Vera Drake is a selfless woman who is completely devoted to, and loved by, her working class family. She spends her days doting on them and caring for her sick neighbor and elderly mother. However, she also secretly visits women and helps them induce miscarriages for unwanted pregnancies. While the practice itself was illegal in 1950s England, Vera sees herself as simply helping women in need, and always does so with a smile and kind words of encouragement. When the authorities finally find her out, Vera’s world and family life rapidly unravel. –IMDb
One of contemporary Britain’s most renowned directors, Mike Leigh is known for his depictions of the dramas inherent in the everyday lives of regular people. Often compared to compatriot Ken Loach for his emphasis on “slice-of-life” realism (a comparison Leigh has deemed inaccurate, as his films, unlike Loach’s, have no absolute political agenda), Leigh makes films remarkable for their level-headed, unsensational portrayals of topics that would become four-hankie “message” melodramas in the hands of most Hollywood directors.
Born February 20, 1943, in Salford, Manchester, Leigh originally wanted to go into acting. While training at London’s Royal Academy of Dramatic Art, however, he found himself drawn toward directing and writing, and he eventually transferred to the London Film School. He began his career on the stage, with two of his most important works, The Box Play and Bleak Moments, brought to life through collaborative experimentation during rehearsals. The latter play… read more
Imelda Staunton was brilliant in the movie. Director and costume designer did a great job as well. Didn't really like the plot, the antagonism between personal and social morality seemed a bit too sharp. Gave a couple of interesting thoughts about proximity between sacred/profane, saint/criminal.
This is a good piece of the british realism, as a raw portrait of a human story, the story of the good will of a simple woman. Staunton is remarkable with an intense performance. The film only lakes a good, coherent ending, able to fully represent the moral ambiguity of the central character's position.
Imelda Staunton is fantastic as a modest woman who faces scandal,scorn and prison in her efforts to help woman when they have no one else to turn to. Even if you are against abortion and no one is… read review

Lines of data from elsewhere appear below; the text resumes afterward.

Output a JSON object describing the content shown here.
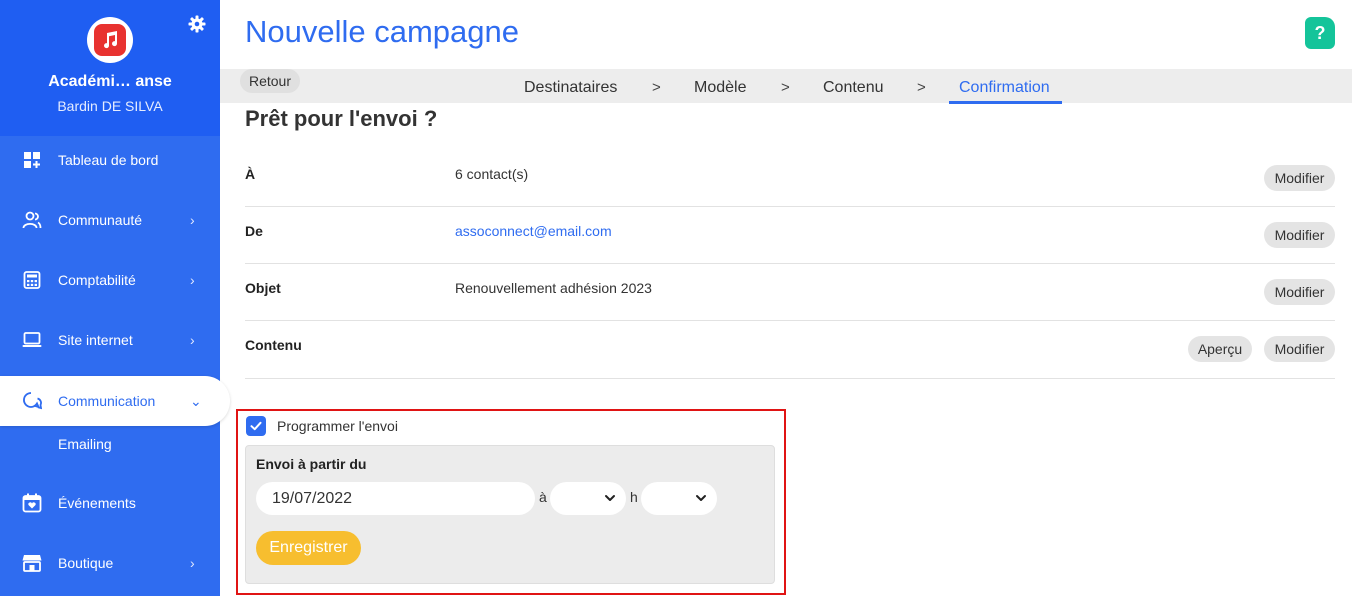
{
  "sidebar": {
    "org_name": "Académi… anse",
    "user_name": "Bardin DE SILVA",
    "items": [
      {
        "label": "Tableau de bord",
        "icon": "dashboard-icon",
        "chevron": ""
      },
      {
        "label": "Communauté",
        "icon": "people-icon",
        "chevron": "›"
      },
      {
        "label": "Comptabilité",
        "icon": "calculator-icon",
        "chevron": "›"
      },
      {
        "label": "Site internet",
        "icon": "laptop-icon",
        "chevron": "›"
      },
      {
        "label": "Communication",
        "icon": "chat-icon",
        "chevron": "⌄"
      },
      {
        "label": "Événements",
        "icon": "calendar-icon",
        "chevron": ""
      },
      {
        "label": "Boutique",
        "icon": "shop-icon",
        "chevron": "›"
      }
    ],
    "sub_item": "Emailing",
    "accent": "#2f6cf0"
  },
  "header": {
    "title": "Nouvelle campagne",
    "help": "?"
  },
  "steps": {
    "back": "Retour",
    "items": [
      "Destinataires",
      "Modèle",
      "Contenu",
      "Confirmation"
    ],
    "separator": ">",
    "current": "Confirmation"
  },
  "summary": {
    "title": "Prêt pour l'envoi ?",
    "rows": [
      {
        "label": "À",
        "value": "6 contact(s)",
        "action": "Modifier"
      },
      {
        "label": "De",
        "value": "assoconnect@email.com",
        "action": "Modifier"
      },
      {
        "label": "Objet",
        "value": "Renouvellement adhésion 2023",
        "action": "Modifier"
      },
      {
        "label": "Contenu",
        "value": "",
        "preview": "Aperçu",
        "action": "Modifier"
      }
    ]
  },
  "schedule": {
    "checkbox_label": "Programmer l'envoi",
    "checked": true,
    "panel_label": "Envoi à partir du",
    "date": "19/07/2022",
    "at": "à",
    "h": "h",
    "hour": "",
    "minute": "",
    "save": "Enregistrer"
  }
}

It never occurred to me before, but it’s starting to look like Mike Leigh suffers from a terminal case of Yasujiro Ozu syndrome. You know, he tends to make the same films over and over again. I am… read review